From chants to pamphlets to the internet, terrorist propaganda can be deadly effective The Terrorist Argument examines how terrorists and armed groups have used communications techniques with varying degrees of success: radio, newspapers, voice and song, television, books, e-magazines, advertising, the internet, and social media. Armed groups engaging in terrorism have always relied on media to motivate supporters and frighten opponents, and they have proven adept at adapting to new communications technologies while retaining useful techniques from the past. Here, the authors trace how armed groups and terrorists around the globe have honed their broadcasts for maximum impact on those from whom they seek support and on the official state organs they hope to overthrow. While sometimes crude, the messages and the techniques can also be highly refined-carefully crafted appeals to intellect or emotion, embracing the latest forms of communications technology. Fascinating reading for anyone interested in civil conflict, terrorism, communications theory and practice, or security studies, The Terrorist Argument helps shed light on the myriad ways terrorist propaganda has become such an effective tool in the digital age.

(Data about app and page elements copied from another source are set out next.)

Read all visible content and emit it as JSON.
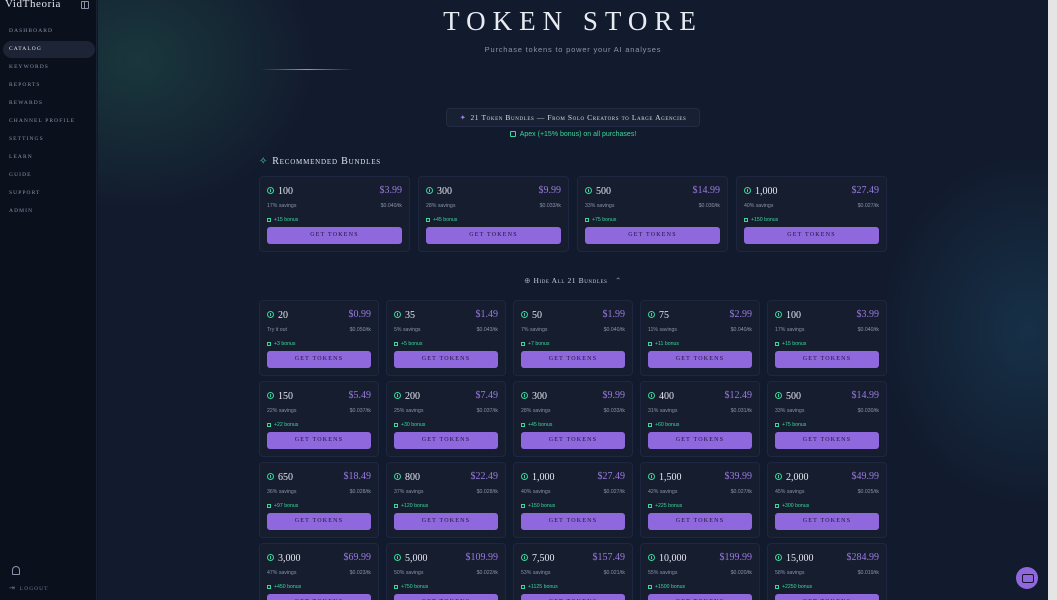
{
  "app": {
    "logo": "VidTheoria"
  },
  "sidebar": {
    "items": [
      {
        "label": "Dashboard",
        "active": false
      },
      {
        "label": "Catalog",
        "active": true
      },
      {
        "label": "Keywords",
        "active": false
      },
      {
        "label": "Reports",
        "active": false
      },
      {
        "label": "Rewards",
        "active": false
      },
      {
        "label": "Channel Profile",
        "active": false
      },
      {
        "label": "Settings",
        "active": false
      },
      {
        "label": "Learn",
        "active": false
      },
      {
        "label": "Guide",
        "active": false
      },
      {
        "label": "Support",
        "active": false
      },
      {
        "label": "Admin",
        "active": false
      }
    ],
    "logout_label": "Logout"
  },
  "header": {
    "title": "Token Store",
    "subtitle": "Purchase tokens to power your AI analyses"
  },
  "banner": {
    "text": "21 Token Bundles — From Solo Creators to Large Agencies",
    "apex_note": "Apex (+15% bonus) on all purchases!"
  },
  "recommended": {
    "title": "Recommended Bundles",
    "bundles": [
      {
        "tokens": "100",
        "price": "$3.99",
        "savings": "17% savings",
        "rate": "$0.040/tk",
        "bonus": "+15 bonus"
      },
      {
        "tokens": "300",
        "price": "$9.99",
        "savings": "28% savings",
        "rate": "$0.033/tk",
        "bonus": "+45 bonus"
      },
      {
        "tokens": "500",
        "price": "$14.99",
        "savings": "33% savings",
        "rate": "$0.030/tk",
        "bonus": "+75 bonus"
      },
      {
        "tokens": "1,000",
        "price": "$27.49",
        "savings": "40% savings",
        "rate": "$0.027/tk",
        "bonus": "+150 bonus"
      }
    ]
  },
  "all_toggle": {
    "label": "Hide All 21 Bundles"
  },
  "buy_label": "Get Tokens",
  "all_bundles": [
    {
      "tokens": "20",
      "price": "$0.99",
      "savings": "Try it out",
      "rate": "$0.050/tk",
      "bonus": "+3 bonus"
    },
    {
      "tokens": "35",
      "price": "$1.49",
      "savings": "5% savings",
      "rate": "$0.043/tk",
      "bonus": "+5 bonus"
    },
    {
      "tokens": "50",
      "price": "$1.99",
      "savings": "7% savings",
      "rate": "$0.040/tk",
      "bonus": "+7 bonus"
    },
    {
      "tokens": "75",
      "price": "$2.99",
      "savings": "11% savings",
      "rate": "$0.040/tk",
      "bonus": "+11 bonus"
    },
    {
      "tokens": "100",
      "price": "$3.99",
      "savings": "17% savings",
      "rate": "$0.040/tk",
      "bonus": "+15 bonus"
    },
    {
      "tokens": "150",
      "price": "$5.49",
      "savings": "22% savings",
      "rate": "$0.037/tk",
      "bonus": "+22 bonus"
    },
    {
      "tokens": "200",
      "price": "$7.49",
      "savings": "25% savings",
      "rate": "$0.037/tk",
      "bonus": "+30 bonus"
    },
    {
      "tokens": "300",
      "price": "$9.99",
      "savings": "28% savings",
      "rate": "$0.033/tk",
      "bonus": "+45 bonus"
    },
    {
      "tokens": "400",
      "price": "$12.49",
      "savings": "31% savings",
      "rate": "$0.031/tk",
      "bonus": "+60 bonus"
    },
    {
      "tokens": "500",
      "price": "$14.99",
      "savings": "33% savings",
      "rate": "$0.030/tk",
      "bonus": "+75 bonus"
    },
    {
      "tokens": "650",
      "price": "$18.49",
      "savings": "36% savings",
      "rate": "$0.028/tk",
      "bonus": "+97 bonus"
    },
    {
      "tokens": "800",
      "price": "$22.49",
      "savings": "37% savings",
      "rate": "$0.028/tk",
      "bonus": "+120 bonus"
    },
    {
      "tokens": "1,000",
      "price": "$27.49",
      "savings": "40% savings",
      "rate": "$0.027/tk",
      "bonus": "+150 bonus"
    },
    {
      "tokens": "1,500",
      "price": "$39.99",
      "savings": "42% savings",
      "rate": "$0.027/tk",
      "bonus": "+225 bonus"
    },
    {
      "tokens": "2,000",
      "price": "$49.99",
      "savings": "45% savings",
      "rate": "$0.025/tk",
      "bonus": "+300 bonus"
    },
    {
      "tokens": "3,000",
      "price": "$69.99",
      "savings": "47% savings",
      "rate": "$0.023/tk",
      "bonus": "+450 bonus"
    },
    {
      "tokens": "5,000",
      "price": "$109.99",
      "savings": "50% savings",
      "rate": "$0.022/tk",
      "bonus": "+750 bonus"
    },
    {
      "tokens": "7,500",
      "price": "$157.49",
      "savings": "53% savings",
      "rate": "$0.021/tk",
      "bonus": "+1125 bonus"
    },
    {
      "tokens": "10,000",
      "price": "$199.99",
      "savings": "55% savings",
      "rate": "$0.020/tk",
      "bonus": "+1500 bonus"
    },
    {
      "tokens": "15,000",
      "price": "$284.99",
      "savings": "58% savings",
      "rate": "$0.019/tk",
      "bonus": "+2250 bonus"
    }
  ],
  "colors": {
    "accent": "#8f68de",
    "bonus": "#3ad69a",
    "background": "#121a2d"
  }
}
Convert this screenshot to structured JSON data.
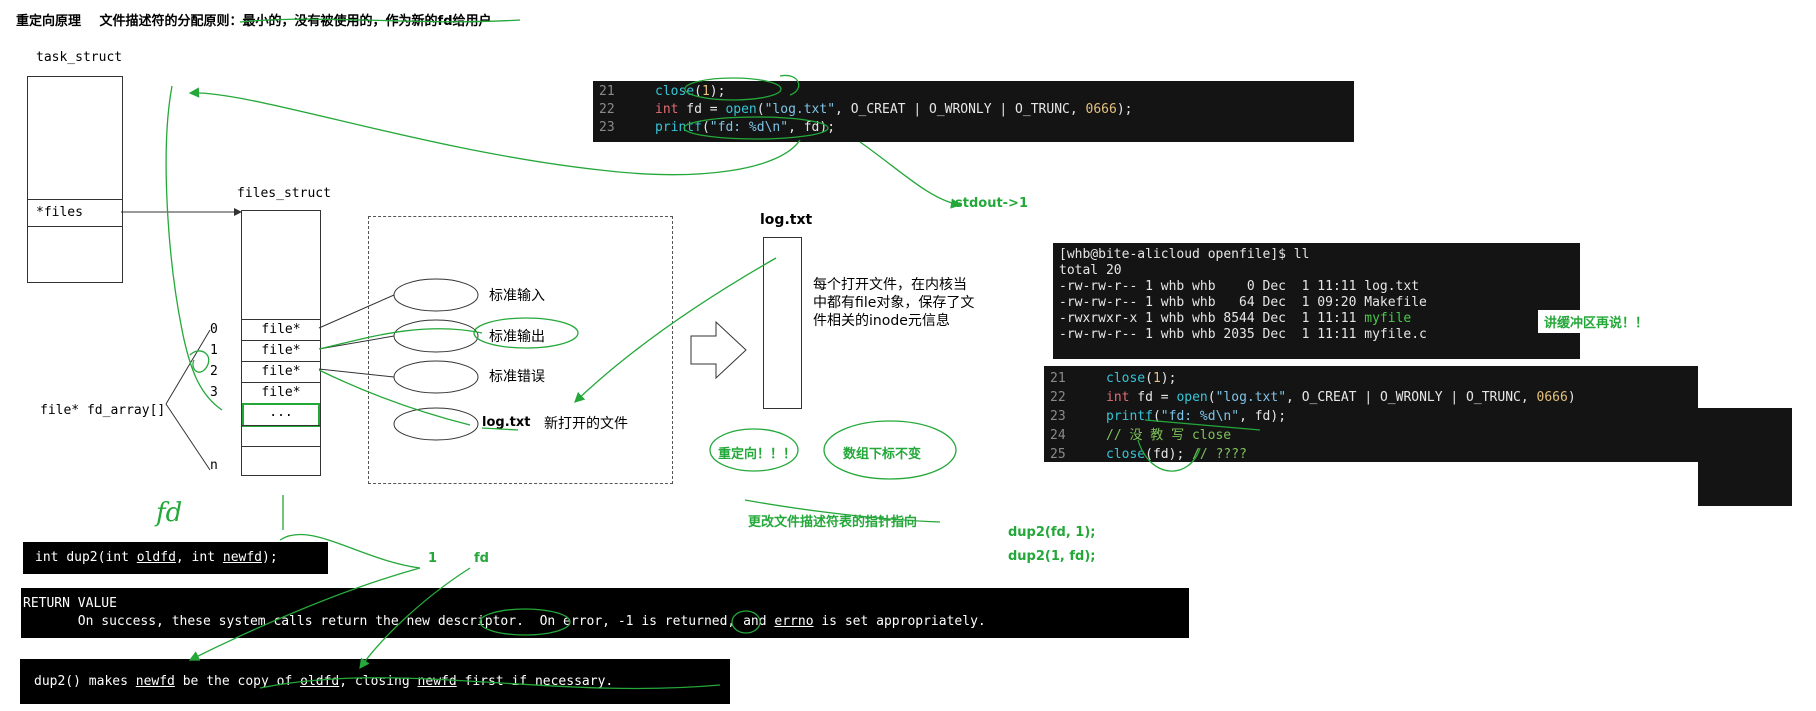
{
  "title": {
    "part1": "重定向原理",
    "part2": "文件描述符的分配原则：最小的，没有被使用的，作为新的fd给用户"
  },
  "task_struct": {
    "label": "task_struct",
    "files_field": "*files"
  },
  "files_struct": {
    "label": "files_struct",
    "cells": [
      "file*",
      "file*",
      "file*",
      "file*",
      "..."
    ],
    "indices": [
      "0",
      "1",
      "2",
      "3",
      "n"
    ]
  },
  "fd_array_label": "file* fd_array[]",
  "streams": {
    "stdin": "标准输入",
    "stdout": "标准输出",
    "stderr": "标准错误",
    "logfile": "log.txt",
    "logfile_desc": "新打开的文件"
  },
  "logtxt_box": {
    "title": "log.txt",
    "desc": "每个打开文件，在内核当中都有file对象，保存了文件相关的inode元信息"
  },
  "code_top": [
    {
      "ln": "21",
      "parts": [
        {
          "t": "close",
          "c": "fn"
        },
        {
          "t": "(",
          "c": ""
        },
        {
          "t": "1",
          "c": "num"
        },
        {
          "t": ");",
          "c": ""
        }
      ]
    },
    {
      "ln": "22",
      "parts": [
        {
          "t": "int",
          "c": "kw"
        },
        {
          "t": " fd = ",
          "c": ""
        },
        {
          "t": "open",
          "c": "fn"
        },
        {
          "t": "(",
          "c": ""
        },
        {
          "t": "\"log.txt\"",
          "c": "str"
        },
        {
          "t": ", O_CREAT | O_WRONLY | O_TRUNC, ",
          "c": ""
        },
        {
          "t": "0666",
          "c": "num"
        },
        {
          "t": ");",
          "c": ""
        }
      ]
    },
    {
      "ln": "23",
      "parts": [
        {
          "t": "printf",
          "c": "fn"
        },
        {
          "t": "(",
          "c": ""
        },
        {
          "t": "\"fd: %d\\n\"",
          "c": "str"
        },
        {
          "t": ", fd);",
          "c": ""
        }
      ]
    }
  ],
  "notes": {
    "stdout_to_1": "stdout->1",
    "buffer_later": "讲缓冲区再说！！",
    "redirect": "重定向！！！",
    "index_unchanged": "数组下标不变",
    "change_pointer": "更改文件描述符表的指针指向",
    "dup_a": "dup2(fd, 1);",
    "dup_b": "dup2(1, fd);",
    "one": "1",
    "fd": "fd",
    "fd_hand": "fd"
  },
  "terminal": {
    "prompt": "[whb@bite-alicloud openfile]$ ll",
    "total": "total 20",
    "rows": [
      {
        "perm": "-rw-rw-r-- 1 whb whb    ",
        "size": "0",
        "date": " Dec  1 11:11 ",
        "name": "log.txt",
        "exec": false
      },
      {
        "perm": "-rw-rw-r-- 1 whb whb   ",
        "size": "64",
        "date": " Dec  1 09:20 ",
        "name": "Makefile",
        "exec": false
      },
      {
        "perm": "-rwxrwxr-x 1 whb whb ",
        "size": "8544",
        "date": " Dec  1 11:11 ",
        "name": "myfile",
        "exec": true
      },
      {
        "perm": "-rw-rw-r-- 1 whb whb ",
        "size": "2035",
        "date": " Dec  1 11:11 ",
        "name": "myfile.c",
        "exec": false
      }
    ]
  },
  "code_bottom": [
    {
      "ln": "21",
      "parts": [
        {
          "t": "close",
          "c": "fn"
        },
        {
          "t": "(",
          "c": ""
        },
        {
          "t": "1",
          "c": "num"
        },
        {
          "t": ");",
          "c": ""
        }
      ]
    },
    {
      "ln": "22",
      "parts": [
        {
          "t": "int",
          "c": "kw"
        },
        {
          "t": " fd = ",
          "c": ""
        },
        {
          "t": "open",
          "c": "fn"
        },
        {
          "t": "(",
          "c": ""
        },
        {
          "t": "\"log.txt\"",
          "c": "str"
        },
        {
          "t": ", O_CREAT | O_WRONLY | O_TRUNC, ",
          "c": ""
        },
        {
          "t": "0666",
          "c": "num"
        },
        {
          "t": ")",
          "c": ""
        }
      ]
    },
    {
      "ln": "23",
      "parts": [
        {
          "t": "printf",
          "c": "fn"
        },
        {
          "t": "(",
          "c": ""
        },
        {
          "t": "\"fd: %d\\n\"",
          "c": "str"
        },
        {
          "t": ", fd);",
          "c": ""
        }
      ]
    },
    {
      "ln": "24",
      "parts": [
        {
          "t": "// 没 教 写 close",
          "c": "com"
        }
      ]
    },
    {
      "ln": "25",
      "parts": [
        {
          "t": "close",
          "c": "fn"
        },
        {
          "t": "(fd); ",
          "c": ""
        },
        {
          "t": "// ????",
          "c": "com"
        }
      ]
    }
  ],
  "dup2_sig": {
    "pre": "int ",
    "fn": "dup2",
    "mid": "(int ",
    "a1": "oldfd",
    "sep": ", int ",
    "a2": "newfd",
    "end": ");"
  },
  "return_value": {
    "header": "RETURN VALUE",
    "l1": "       On success, these system calls return the ",
    "l2": "new descriptor",
    "l3": ".  On error, ",
    "l4": "-1",
    "l5": " is returned, and ",
    "l6": "errno",
    "l7": " is set appropriately."
  },
  "dup2_desc": {
    "p1": "dup2() makes ",
    "a": "newfd",
    "p2": " be the copy of ",
    "b": "oldfd",
    "p3": ", closing ",
    "c": "newfd",
    "p4": " first if necessary."
  },
  "colors": {
    "ink": "#24a83a",
    "term_bg": "#141414"
  }
}
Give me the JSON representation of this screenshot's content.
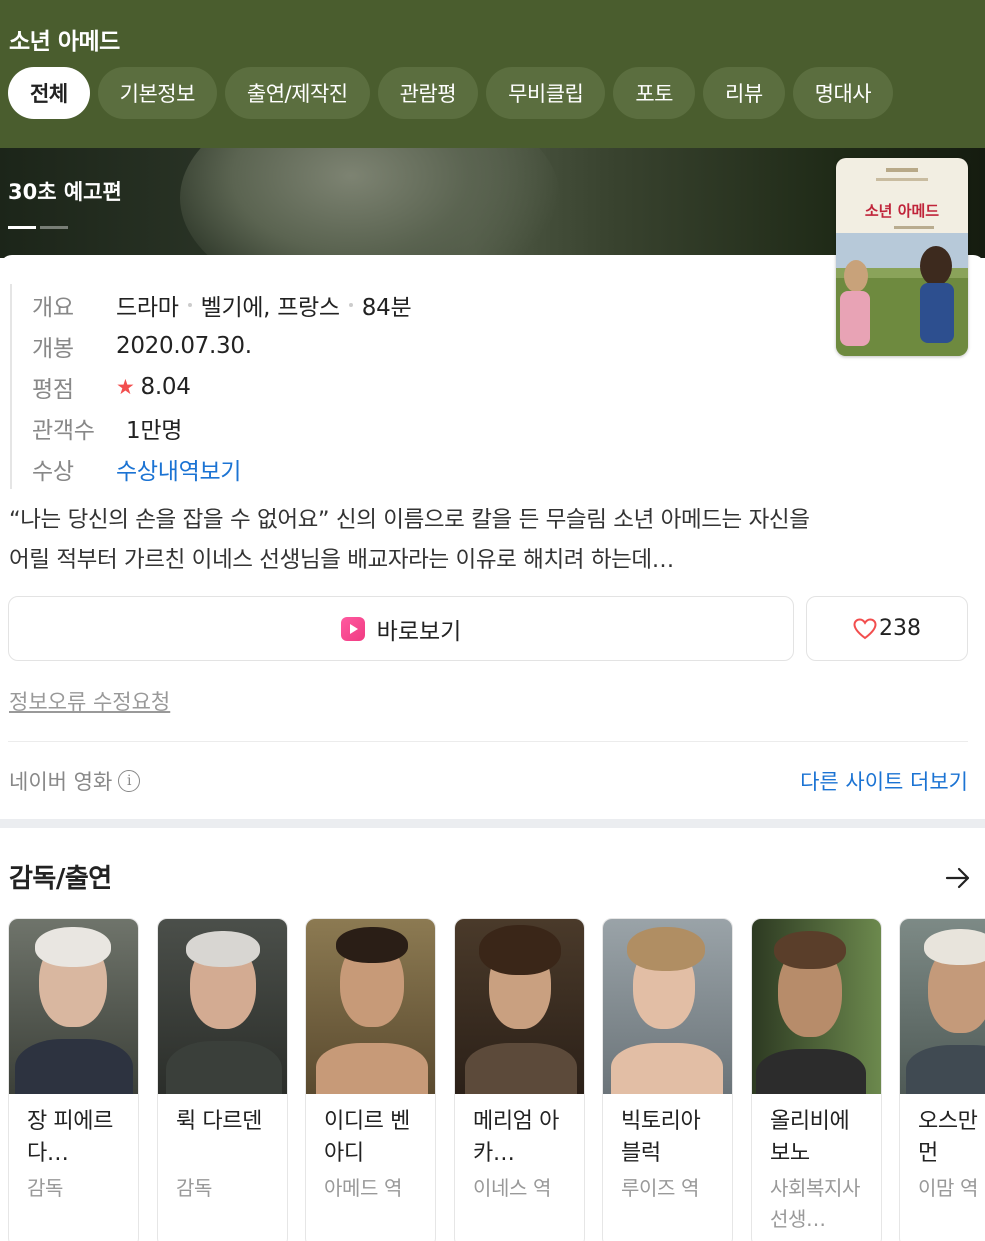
{
  "header": {
    "title": "소년 아메드",
    "tabs": [
      {
        "label": "전체",
        "active": true
      },
      {
        "label": "기본정보",
        "active": false
      },
      {
        "label": "출연/제작진",
        "active": false
      },
      {
        "label": "관람평",
        "active": false
      },
      {
        "label": "무비클립",
        "active": false
      },
      {
        "label": "포토",
        "active": false
      },
      {
        "label": "리뷰",
        "active": false
      },
      {
        "label": "명대사",
        "active": false
      }
    ]
  },
  "trailer": {
    "label": "30초 예고편"
  },
  "poster": {
    "title_text": "소년 아메드"
  },
  "info": {
    "overview_label": "개요",
    "genre": "드라마",
    "country": "벨기에, 프랑스",
    "runtime": "84분",
    "release_label": "개봉",
    "release_date": "2020.07.30.",
    "rating_label": "평점",
    "rating": "8.04",
    "audience_label": "관객수",
    "audience": "1만명",
    "award_label": "수상",
    "award_link": "수상내역보기"
  },
  "synopsis": {
    "line1": "“나는 당신의 손을 잡을 수 없어요” 신의 이름으로 칼을 든 무슬림 소년 아메드는 자신을",
    "line2": "어릴 적부터 가르친 이네스 선생님을 배교자라는 이유로 해치려 하는데…"
  },
  "actions": {
    "watch_label": "바로보기",
    "like_count": "238"
  },
  "footer": {
    "report_link": "정보오류 수정요청",
    "source": "네이버 영화",
    "more_sites": "다른 사이트 더보기"
  },
  "cast_section": {
    "title": "감독/출연",
    "people": [
      {
        "name": "장 피에르 다…",
        "role": "감독"
      },
      {
        "name": "뤽 다르덴",
        "role": "감독"
      },
      {
        "name": "이디르 벤 아디",
        "role": "아메드 역"
      },
      {
        "name": "메리엄 아카…",
        "role": "이네스 역"
      },
      {
        "name": "빅토리아 블럭",
        "role": "루이즈 역"
      },
      {
        "name": "올리비에 보노",
        "role": "사회복지사 선생…"
      },
      {
        "name": "오스만 모먼",
        "role": "이맘 역"
      }
    ]
  },
  "colors": {
    "header_bg": "#4a5d2e",
    "link": "#1b73d3",
    "star": "#f24e4e",
    "watch_icon": "#f03b82"
  }
}
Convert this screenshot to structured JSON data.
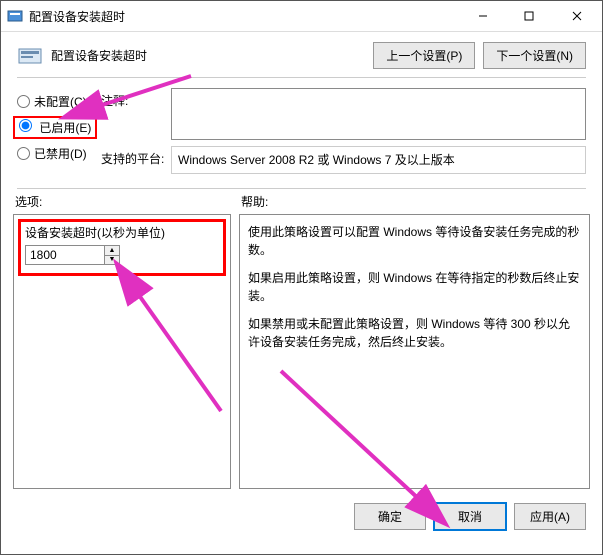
{
  "window": {
    "title": "配置设备安装超时"
  },
  "header": {
    "title": "配置设备安装超时",
    "prev_label": "上一个设置(P)",
    "next_label": "下一个设置(N)"
  },
  "radios": {
    "not_configured": "未配置(C)",
    "enabled": "已启用(E)",
    "disabled": "已禁用(D)",
    "selected": "enabled"
  },
  "labels": {
    "comment": "注释:",
    "platform": "支持的平台:",
    "options": "选项:",
    "help": "帮助:"
  },
  "comment_value": "",
  "platform_text": "Windows Server 2008 R2 或 Windows 7 及以上版本",
  "option": {
    "label": "设备安装超时(以秒为单位)",
    "value": "1800"
  },
  "help_paragraphs": [
    "使用此策略设置可以配置 Windows 等待设备安装任务完成的秒数。",
    "如果启用此策略设置，则 Windows 在等待指定的秒数后终止安装。",
    "如果禁用或未配置此策略设置，则 Windows 等待 300 秒以允许设备安装任务完成，然后终止安装。"
  ],
  "footer": {
    "ok": "确定",
    "cancel": "取消",
    "apply": "应用(A)"
  }
}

Autorenporträt
Christopher C. Harmon is a terrorism specialist and held the privately endowed Horner Chair at the Marine Corps University Foundation. He has lectured at INTERPOL headquarters, on Capitol Hill, and at dozens of universities and graduate schools, in the United States and abroad. The lead author or editor of four books on terrorism and counterterrorism, he has published essays in the geopolitics journal Orbis, Strategic Studies Quarterly, and Oxford bibliographies. Randall G. Bowdish is a retired Navy captain who commanded the USS Simpson as part of the George Washington Battle Group when the USS Cole was bombed in Aden. He has lectured at the NATO Center of Excellence for Defense Against Terrorism and the Institute of World Politics and has taught courses on terrorism, irregular warfare, and strategy at the Marine Corps Command and Staff College, University of Nebraska, Nebraska Wesleyan University, and the U.S. Air Force Academy, where he presently teaches. He has published widely on the subject of terrorism.